[24] 

Si H. TetGen, a delaunay-based quality tetrahedral mesh generator. ACM Trans Math Softw. 2015 Jan 1; 41(2).

[25] 

Figueroa A, Below ASD, Provided IS. SImVascular/Solver Users Manual. Work. 2008.

[26] 

Ueda T, Suito H, Ota H, Takase K. Computational fluid dynamics modeling in aortic diseases. Cardiovasc Imaging Asia. 2018; 2(2): 58.

[27] 

Gharahi H, Zambrano BA, Zhu DC, DeMarco JK, Baek S. Computational fluid dynamic simulation of human carotid artery bifurcation based on anatomy and volumetric blood flow rate measured with magnetic resonance imaging. Int J Adv Eng Sci Appl Math. 2016; 8(1): 46-60.

[28] 

Fulker D, Ene-Iordache B, Barber T. High-resolution computational fluid dynamic simulation of haemodialysis cannulation in a patient-specific arteriovenous fistula. J Biomech Eng. 2018; 140(3).

[29] 

Ahrens J, Geveci B, Law C. ParaView: An end-user tool for large-data visualization. In: Visualization Handbook. Elsevier Inc.; 2005; 717-31.

[30] 

Voges I, Jerosch-Herold M, Hedderich J, Pardun E, Hart C, Gabbert DD, et al. Normal values of aortic dimensions, distensibility, and pulse wave velocity in children and young adults: A cross-sectional study. J Cardiovasc Magn Reson. 2012; 14(1).

[31] 

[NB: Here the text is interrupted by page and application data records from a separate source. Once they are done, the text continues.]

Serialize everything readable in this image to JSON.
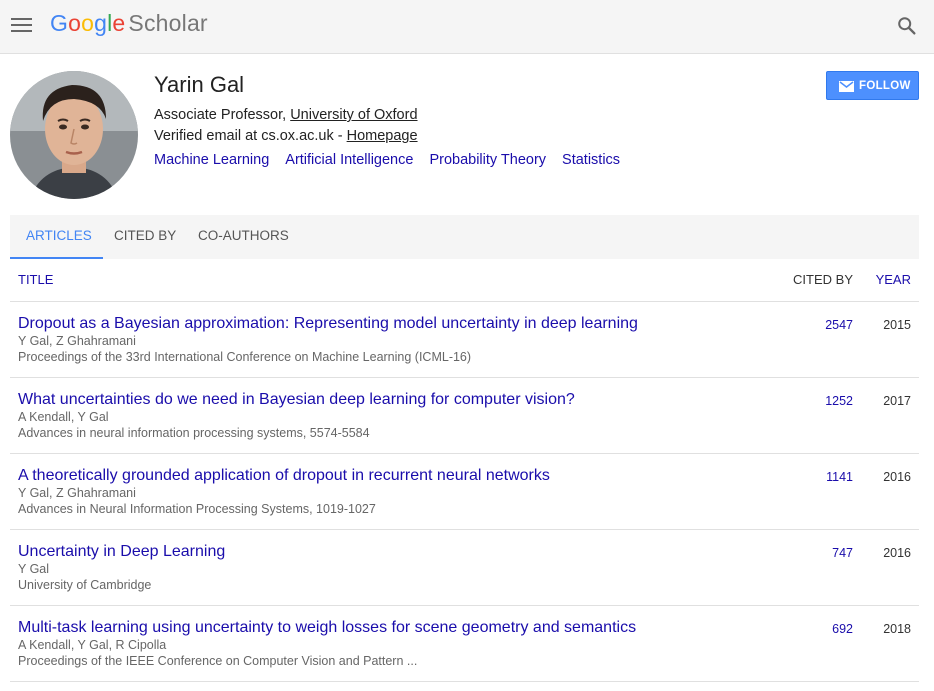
{
  "header": {
    "logo_letters": [
      "G",
      "o",
      "o",
      "g",
      "l",
      "e"
    ],
    "logo_suffix": "Scholar",
    "menu_icon": "hamburger-menu-icon",
    "search_icon": "search-icon"
  },
  "profile": {
    "name": "Yarin Gal",
    "affiliation_prefix": "Associate Professor, ",
    "affiliation_link": "University of Oxford",
    "email_prefix": "Verified email at cs.ox.ac.uk - ",
    "homepage_link": "Homepage",
    "interests": [
      "Machine Learning",
      "Artificial Intelligence",
      "Probability Theory",
      "Statistics"
    ],
    "follow_label": "FOLLOW"
  },
  "tabs": [
    {
      "label": "ARTICLES",
      "active": true
    },
    {
      "label": "CITED BY",
      "active": false
    },
    {
      "label": "CO-AUTHORS",
      "active": false
    }
  ],
  "table": {
    "col_title": "TITLE",
    "col_cited": "CITED BY",
    "col_year": "YEAR",
    "rows": [
      {
        "title": "Dropout as a Bayesian approximation: Representing model uncertainty in deep learning",
        "authors": "Y Gal, Z Ghahramani",
        "venue": "Proceedings of the 33rd International Conference on Machine Learning (ICML-16)",
        "cited": "2547",
        "year": "2015"
      },
      {
        "title": "What uncertainties do we need in Bayesian deep learning for computer vision?",
        "authors": "A Kendall, Y Gal",
        "venue": "Advances in neural information processing systems, 5574-5584",
        "cited": "1252",
        "year": "2017"
      },
      {
        "title": "A theoretically grounded application of dropout in recurrent neural networks",
        "authors": "Y Gal, Z Ghahramani",
        "venue": "Advances in Neural Information Processing Systems, 1019-1027",
        "cited": "1141",
        "year": "2016"
      },
      {
        "title": "Uncertainty in Deep Learning",
        "authors": "Y Gal",
        "venue": "University of Cambridge",
        "cited": "747",
        "year": "2016"
      },
      {
        "title": "Multi-task learning using uncertainty to weigh losses for scene geometry and semantics",
        "authors": "A Kendall, Y Gal, R Cipolla",
        "venue": "Proceedings of the IEEE Conference on Computer Vision and Pattern ...",
        "cited": "692",
        "year": "2018"
      }
    ]
  },
  "colors": {
    "link": "#1a0dab",
    "accent": "#4285f4",
    "follow_button": "#4d90fe",
    "topbar": "#f5f5f5"
  }
}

Qiao Y, Fan J, Ding Y, Zhu T, Luo K. A primary computational fluid dynamics study of pre-and post-tevar with intentional left subclavian artery coverage in a type b aortic dissection. J Biomech Eng. 2019; 141(11): 1-8.

[32] 

Condemi F, Campisi S, Viallon M, Croisille P, Fuzelier JF, Avril S. Ascending thoracic aorta aneurysm repair induces positive hemodynamic outcomes in a patient with unchanged bicuspid aortic valve. J Biomech. 2018; 81: 145-8. doi: 10.1016/j.jbiomech.2018.09.022.

[33] 

Callaghan FM, Grieve SM. Translational Physiology: Normal patterns of thoracic aortic wall shear stress measured using four-dimensional flow MRI in a large population. Am J Physiol – Hear Circ Physiol. 2018; 315(5): H1174-81.

[34] 

Simao M, Ferreira JM, Tomas AC, Fragata J, Ramos HM. Aorta ascending aneurysm analysis using CFD models towards possible anomalies. Fluids. 2017; 2(2): 1-15.